Skip to main content

Mountain treelines on the move in a warming world

Press release

Mountain treelines, which mark the upper limit for tree growth in high-altitude areas, are shifting as a result of climate change, say researchers.

The researchers, led by a scientist at the University of Leeds, used satellite images to develop an algorithm that detects nearly one million kilometres of closed-loop treelines across 243 mountain ranges.

Closed-loop treelines form rings around the upper slopes of mountains. They’re unlikely to have been affected by land use activity, so scientists can clearly identify the impacts of climate and climate change on them.

Shifting treelines

From 2000 to 2010, around 70% of these treelines moved upwards by an average of 1.2 metres per year. The fastest change was seen in the tropics, where the shift up the mountain was about 3.1 metres per year.

The averages for treeline change hide a wide variability in movement. In the mountains of Malawi, Papua New Guinea and Indonesia, some treelines were shifting upwards at the rate of 10 metres per year. In contrast, in temperate regions, some treelines showed a slight retreat, moving down mountains by around half a metre a year. Other treelines receded as a result of wildfires such as in the western US, where vegetation and climate create conditions for fire to take hold.

The study, titled “Global distribution and climatic controls of natural mountain treelines” has been published in the academic journal Global Change Biology.

Professor Dominick Spracklen from the School of Earth and Environment is a co-author of the study. He said: “Our study provides new evidence that the world’s treelines are moving upwards in response to climate change.

“Previous studies have focused on individual treelines or mountain ranges. Our work provides a global picture of rapidly moving treelines in response to rising global temperatures. We found that treelines are moving upwards fastest in regions where temperature is the dominant control of treeline position. In temperate regions where rainfall is more important, treelines are not changing so fast.”

Historic research shows that the movement of treelines began to accelerate after 1970, possibly because of escalating changes to the world’s climate.

Ecosystem disturbance

The dynamic nature of the changing treeline environment challenges the fragile ecosystems that exist at high altitudes.

Writing in the scientific journal Global Change Biology, the researchers say alpine species could face an increased risk of extinction, caught between encroaching forests and the inhospitable habitats at higher altitudes.

Xinyue He, a doctoral researcher who led the research project and works jointly at the University of Leeds and the Southern University of Science and Technology, said: “The plants and animals that exist at these high altitudes are very susceptible to environmental change.

“As treelines move up, they begin to compete for space and nutrients and that can cause some endemic species that survive at these locations to be squeezed out.

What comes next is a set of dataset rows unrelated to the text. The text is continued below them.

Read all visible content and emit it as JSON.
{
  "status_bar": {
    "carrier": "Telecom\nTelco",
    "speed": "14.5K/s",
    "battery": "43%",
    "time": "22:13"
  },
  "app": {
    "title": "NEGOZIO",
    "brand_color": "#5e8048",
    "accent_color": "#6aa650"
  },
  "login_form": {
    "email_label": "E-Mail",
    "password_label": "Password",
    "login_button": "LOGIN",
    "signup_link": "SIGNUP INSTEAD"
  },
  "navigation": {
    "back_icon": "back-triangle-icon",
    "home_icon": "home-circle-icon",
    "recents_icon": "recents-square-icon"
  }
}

“This important research gives us an insight into how these vulnerable areas could be affected, and that gives us an opportunity to think about how we could intervene to try and safeguard some species.”

Global map of treeline cover

Using satellite images, the researchers were able to analyse what was happening to more than 27 million closed-loop treeline positions.

The treelines were distributed on every continent apart from Antarctica and ranged from a treeline elevation of 489 metres on the Khrebet Chayatyn Mountain in Khabarovsk, Russia, to 4,528 metres on the Ruwenzori Mountain range in eastern equatorial Africa.

The research has resulted in a global database of treeline distribution.

The paper can be downloaded from the Global Change Biology website.